One issue with CMOS sensors is that there almost always exists some form of banding due to readout. I’m not going to pretend I can explain how or why but this was another of my concerns. A single bias looks like this (again STF applied)…
And a master bias of 200 frames looks like this….
Image statistics show that the variation and banding still seen here is pretty small. This looks like it will be swallowed up by the thermal signal at -15C, but not sure yet if it will be an issue if I drive the temp down when I can. I think this would only matter long term for me if I were to go narrowband with this camera. I think in that scenario the amp glow gradient would still be a bigger issue than this bias signal.
Hooking it up to my equipment…
The IMX174 sensor is 11.34x7.13mm, which on my Edge HD 8” @ f/10 gives only a 19.19' x 12.06' FOV and .595 arcsec/px. This is some pretty tight framing for living in a land of mediocre seeing. I have the .7x reducer for the Edge and plan to use it, but for my first evaluation I couldn’t get the OAG and camera spacing right in a timely fashion, so I stuck with f/10. The reducer will put me at a more respectable .85 arcsec/px and obviously increase my FOV.
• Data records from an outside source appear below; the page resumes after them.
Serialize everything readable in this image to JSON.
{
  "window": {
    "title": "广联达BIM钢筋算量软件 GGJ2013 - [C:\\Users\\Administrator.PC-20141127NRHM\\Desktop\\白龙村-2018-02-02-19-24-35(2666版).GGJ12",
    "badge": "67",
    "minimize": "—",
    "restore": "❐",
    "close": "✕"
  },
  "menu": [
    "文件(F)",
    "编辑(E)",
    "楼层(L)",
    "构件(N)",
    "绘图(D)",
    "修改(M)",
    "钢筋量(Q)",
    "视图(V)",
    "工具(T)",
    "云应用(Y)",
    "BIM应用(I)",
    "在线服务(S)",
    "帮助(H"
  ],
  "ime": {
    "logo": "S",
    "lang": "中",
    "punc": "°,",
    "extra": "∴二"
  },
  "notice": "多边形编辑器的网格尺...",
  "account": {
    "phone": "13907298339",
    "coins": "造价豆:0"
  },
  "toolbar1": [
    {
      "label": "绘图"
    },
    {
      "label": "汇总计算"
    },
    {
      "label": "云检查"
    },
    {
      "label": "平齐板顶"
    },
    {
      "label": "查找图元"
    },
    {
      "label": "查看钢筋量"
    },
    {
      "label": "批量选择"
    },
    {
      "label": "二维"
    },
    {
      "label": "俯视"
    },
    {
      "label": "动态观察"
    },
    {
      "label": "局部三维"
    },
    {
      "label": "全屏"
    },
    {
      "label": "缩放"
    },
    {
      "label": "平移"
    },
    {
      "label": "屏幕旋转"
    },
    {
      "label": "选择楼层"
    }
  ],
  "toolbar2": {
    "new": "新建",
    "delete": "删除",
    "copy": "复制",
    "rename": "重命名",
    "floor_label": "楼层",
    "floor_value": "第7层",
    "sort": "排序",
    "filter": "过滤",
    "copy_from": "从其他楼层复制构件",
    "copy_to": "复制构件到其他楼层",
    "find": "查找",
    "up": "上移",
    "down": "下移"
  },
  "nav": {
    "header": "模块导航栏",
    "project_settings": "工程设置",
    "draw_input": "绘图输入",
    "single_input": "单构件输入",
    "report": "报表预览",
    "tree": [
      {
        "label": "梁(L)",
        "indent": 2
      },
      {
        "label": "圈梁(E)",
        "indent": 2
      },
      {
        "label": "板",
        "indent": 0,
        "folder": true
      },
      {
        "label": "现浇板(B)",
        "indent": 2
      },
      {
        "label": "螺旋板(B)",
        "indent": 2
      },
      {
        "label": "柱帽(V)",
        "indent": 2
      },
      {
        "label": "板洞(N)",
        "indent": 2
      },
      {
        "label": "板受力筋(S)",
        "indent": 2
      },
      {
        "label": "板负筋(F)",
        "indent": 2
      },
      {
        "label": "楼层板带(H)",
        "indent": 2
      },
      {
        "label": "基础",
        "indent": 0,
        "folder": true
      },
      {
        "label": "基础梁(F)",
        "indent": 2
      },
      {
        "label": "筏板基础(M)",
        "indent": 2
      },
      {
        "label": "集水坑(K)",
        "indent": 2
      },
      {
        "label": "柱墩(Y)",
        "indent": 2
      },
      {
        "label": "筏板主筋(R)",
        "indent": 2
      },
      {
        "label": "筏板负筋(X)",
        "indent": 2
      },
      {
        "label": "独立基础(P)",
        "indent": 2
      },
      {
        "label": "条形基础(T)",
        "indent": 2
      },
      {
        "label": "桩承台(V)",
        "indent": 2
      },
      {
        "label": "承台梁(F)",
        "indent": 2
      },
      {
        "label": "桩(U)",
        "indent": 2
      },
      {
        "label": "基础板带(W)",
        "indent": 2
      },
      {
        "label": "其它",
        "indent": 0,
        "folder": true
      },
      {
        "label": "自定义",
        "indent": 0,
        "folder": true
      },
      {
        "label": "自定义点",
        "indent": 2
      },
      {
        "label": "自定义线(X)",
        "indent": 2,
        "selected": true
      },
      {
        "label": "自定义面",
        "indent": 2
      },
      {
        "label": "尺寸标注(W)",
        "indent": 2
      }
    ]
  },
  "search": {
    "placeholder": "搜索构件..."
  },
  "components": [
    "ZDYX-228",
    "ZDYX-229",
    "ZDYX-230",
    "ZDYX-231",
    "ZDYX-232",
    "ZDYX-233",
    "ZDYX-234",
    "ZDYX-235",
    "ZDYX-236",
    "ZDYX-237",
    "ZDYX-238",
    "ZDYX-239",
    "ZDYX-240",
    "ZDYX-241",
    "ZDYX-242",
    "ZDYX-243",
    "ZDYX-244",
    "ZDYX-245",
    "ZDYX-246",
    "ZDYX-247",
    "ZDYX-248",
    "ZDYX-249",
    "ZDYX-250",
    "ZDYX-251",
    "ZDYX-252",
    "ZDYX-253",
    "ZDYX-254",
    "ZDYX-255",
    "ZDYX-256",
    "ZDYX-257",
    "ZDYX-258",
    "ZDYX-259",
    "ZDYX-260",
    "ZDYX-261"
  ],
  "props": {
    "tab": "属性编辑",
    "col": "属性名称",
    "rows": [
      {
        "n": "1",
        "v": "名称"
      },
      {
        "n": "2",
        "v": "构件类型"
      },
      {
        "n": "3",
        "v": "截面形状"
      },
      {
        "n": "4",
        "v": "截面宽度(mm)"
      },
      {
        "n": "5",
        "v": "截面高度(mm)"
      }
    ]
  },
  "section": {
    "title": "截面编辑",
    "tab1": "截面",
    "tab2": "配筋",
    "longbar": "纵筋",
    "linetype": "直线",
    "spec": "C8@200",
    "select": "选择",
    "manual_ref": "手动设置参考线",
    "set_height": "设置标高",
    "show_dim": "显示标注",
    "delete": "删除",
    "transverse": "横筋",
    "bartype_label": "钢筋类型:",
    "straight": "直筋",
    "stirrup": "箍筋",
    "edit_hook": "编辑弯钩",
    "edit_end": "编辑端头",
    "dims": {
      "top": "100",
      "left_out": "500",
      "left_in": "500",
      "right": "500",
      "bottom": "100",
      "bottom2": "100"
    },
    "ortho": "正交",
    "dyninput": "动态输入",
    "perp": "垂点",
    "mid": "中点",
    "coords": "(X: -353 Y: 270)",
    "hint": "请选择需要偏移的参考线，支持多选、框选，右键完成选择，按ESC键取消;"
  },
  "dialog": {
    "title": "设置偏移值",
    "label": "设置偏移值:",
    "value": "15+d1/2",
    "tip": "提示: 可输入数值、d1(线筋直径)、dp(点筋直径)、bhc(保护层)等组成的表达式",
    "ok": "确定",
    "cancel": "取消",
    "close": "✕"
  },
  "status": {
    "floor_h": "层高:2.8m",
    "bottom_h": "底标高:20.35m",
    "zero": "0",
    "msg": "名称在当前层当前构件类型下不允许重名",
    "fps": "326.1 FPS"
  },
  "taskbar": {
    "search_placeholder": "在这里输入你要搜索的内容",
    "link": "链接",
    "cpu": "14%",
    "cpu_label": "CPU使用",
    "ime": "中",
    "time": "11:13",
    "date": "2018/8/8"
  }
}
From my planetary imaging I had a manual filter wheel and filters (also ZWO brand). For my first go at it, I’m just going to be working in LRGB.
Here is the rig off the back of the scope.
Inside the SGP camera settings there is a dialog box that offers a couple default gain settings for the camera. I chose the Low Gain setting here to give the maximum possible dynamic range. At this setting with my f/10 scope the skyfog mountain was barely breaking free from the left hand side with 5 minutes of exposure but at the same time I was clipping the brightest star. My choice at 5 minutes was a little arbitrary but mostly driven by limited sky time and the want to stack as many exposures as possible. I premade the a dark library at this exposure. Outside I could have run the camera much cooler but to match my darks I just kept it at -15C. In the future I will experiment plenty here, but we are just keeping it simple.
For a target, I wanted to choose something that framed nicely at this FOV. For better or worse I found this little, interesting galaxy was positioned well.
NGC2685, commonly the Helix Galaxy is a very curious object. It's one of the rare polar ring galaxies, likely an old galacitic merger.
Here is a single 5 minute luminance sub
...and 8 hours later, tada!